In 1920 a group of laborers, mostly poor African-Americans, were working on improving the New Bedford Road (modern-day Route 422) west of New Castle, Pennsylvania. They were working for a contractor named G. W. Gardner. They lived in makeshift camps and moved their quarters as the work progressed along the road. On Monday, May 31, 1920, as the workers were bivouacked in tents and cabins on the Patton farm near Harbor, a dispute led to a sensational murder case. It was a day of leisure and no work as it was Memorial Day.
24-year-old laborer William West of Norfolk, Virginia, upon returning to his two-story cabin, found his wife Eva West and his baby lounging about in an upstairs bedroom with another young laborer named George A. Spradley. Mrs. West was laying in bed while Spradley was sitting in a chair holding the baby. There were rumors in camp that Spradley, who boarded with the West family, was the actual biological father of the baby.
West grew enraged and a dispute arose. Spradley, nicknamed “Yellow Gal,” quickly went downstairs and left the cabin. West grabbed his loaded .38 revolver and followed in pursuit. They apparently ran into a nearby apple orchard and a scuffle ensued. Spradley, who either had his revolver or disarmed and took his pursuer’s weapon, shot West in the side of the chest. West fell dead. Spradley returned to the cabin and asked Mrs. West for some money. He then fled into hiding. Spradley, although reports listed him as older, was only about eighteen years old. He came from a large family in Farmville, Virginia.
A crowd soon gathered around the body of West and included his grieving wife Eva. Someone ran to the nearby Eckles Store and called the authorities. County Detective M. J. Young and Sheriff J. H. Boyd soon arrived on the scene and organized a search party. They searched the surrounding area but could not locate the assailant. They did find someone who said the fugitive tried to sell them the revolver. West’s remains were taken to the Rice’s Funeral Home in New Castle. Mrs. West old the police that she gave her husband no cause for jealousy and she and Spradley were just good friends.
Spradley was arrested by detectives a few days later. Yellow Gal was put on trial for murder in New Castle beginning on Wednesday, June 23, 1920. Judge Emery presided over the case. Spradley was defended by attorney’s Thomas W. Dickey and Edward K. Logan, while the prosecution was led by District Attorney George Muse. There were no actual witnesses to the shooting, although several people saw West running into the apple orchard with a revolver. Mrs. West testified that she gave her husband no cause for jealousy and she and Spradley were just good friends.
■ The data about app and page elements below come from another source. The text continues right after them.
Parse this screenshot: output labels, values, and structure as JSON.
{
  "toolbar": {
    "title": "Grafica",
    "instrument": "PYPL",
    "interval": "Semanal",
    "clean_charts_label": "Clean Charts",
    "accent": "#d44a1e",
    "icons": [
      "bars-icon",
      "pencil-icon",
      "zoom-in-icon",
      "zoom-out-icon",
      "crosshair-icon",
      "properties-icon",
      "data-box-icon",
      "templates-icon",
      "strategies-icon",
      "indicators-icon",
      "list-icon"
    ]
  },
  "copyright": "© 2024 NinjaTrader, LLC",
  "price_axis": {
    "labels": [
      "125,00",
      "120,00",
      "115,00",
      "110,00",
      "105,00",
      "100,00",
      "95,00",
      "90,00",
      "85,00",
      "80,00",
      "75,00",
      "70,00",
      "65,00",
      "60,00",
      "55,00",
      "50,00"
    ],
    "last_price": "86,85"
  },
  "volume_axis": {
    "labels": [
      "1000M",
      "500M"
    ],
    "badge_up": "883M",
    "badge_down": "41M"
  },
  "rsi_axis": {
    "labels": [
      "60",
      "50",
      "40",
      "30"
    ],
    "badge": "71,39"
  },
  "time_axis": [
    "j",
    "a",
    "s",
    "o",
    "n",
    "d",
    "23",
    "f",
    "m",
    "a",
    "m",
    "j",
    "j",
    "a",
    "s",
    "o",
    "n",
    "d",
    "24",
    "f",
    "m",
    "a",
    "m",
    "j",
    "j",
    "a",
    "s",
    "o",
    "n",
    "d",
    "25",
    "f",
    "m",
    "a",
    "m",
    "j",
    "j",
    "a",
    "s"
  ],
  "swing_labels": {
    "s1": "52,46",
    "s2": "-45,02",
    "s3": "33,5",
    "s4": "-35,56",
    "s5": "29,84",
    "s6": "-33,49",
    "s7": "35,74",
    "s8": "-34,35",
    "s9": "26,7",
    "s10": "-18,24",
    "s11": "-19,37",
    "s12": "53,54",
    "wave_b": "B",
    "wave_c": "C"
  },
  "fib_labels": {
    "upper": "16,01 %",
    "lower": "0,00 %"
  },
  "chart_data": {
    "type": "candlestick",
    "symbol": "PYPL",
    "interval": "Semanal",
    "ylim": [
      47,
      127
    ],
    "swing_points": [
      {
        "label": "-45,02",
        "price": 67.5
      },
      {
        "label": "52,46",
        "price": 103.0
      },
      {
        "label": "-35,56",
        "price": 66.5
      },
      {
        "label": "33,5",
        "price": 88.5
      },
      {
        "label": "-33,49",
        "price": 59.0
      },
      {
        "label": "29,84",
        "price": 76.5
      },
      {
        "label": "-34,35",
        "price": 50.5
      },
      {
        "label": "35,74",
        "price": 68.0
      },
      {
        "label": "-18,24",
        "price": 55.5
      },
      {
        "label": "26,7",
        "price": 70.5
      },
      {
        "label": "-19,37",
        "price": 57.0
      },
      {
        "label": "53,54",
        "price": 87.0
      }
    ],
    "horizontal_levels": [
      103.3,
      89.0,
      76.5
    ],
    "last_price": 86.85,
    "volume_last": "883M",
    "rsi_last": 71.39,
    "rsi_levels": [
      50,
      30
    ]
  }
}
Spradley was soon acquitted on the grounds of self-defense.
Spradley was released on Friday, June 25, and began making his way back to the camp at Harbor. Before he could get too far he was detained by police and returned to jail for questioning. It was a case of mistaken identity as police were looking for the suspect in the shooting of City Detective Logan G. Creighton. Creighton, responding to a stabbing incident, had been shot several times that same afternoon by an American-American man named James “Red” Purdue. Spradley’s identity was soon verified and he was released. Creighton made a miraculous recovery from his wounds, while his assailant was soon captured and sentenced to several years in prison.
The New Castle News of Saturday, August 28, 1920, reported, “Mrs. Eva West, wife of William West, who was shot and killed by George Spradley on Memorial day has left for her southern home in Norfolk, Va. That she did not have any hard feelings towards Spradley is shown by the fact that he accompanied her home.”
Spradley, who soon got married to a woman named Ophelia, found work in an oil refinery in Marcus Hook outside Philadelphia, Pennsylvania. He resided for most of his life in nearby Chester and passed away in February 1980 at the age of seventy-eight.
This child was the source of a dispute that led to the death of William West in May 1920. (c1920) Full Size
richard a patton #
would love to know more about this .I own the property where this occurred. my father told me stories of the wpa doing work to 422 which is now mathews rd. I have an old log that my grandfather kept .He used to shovel snow and ash the hill for the state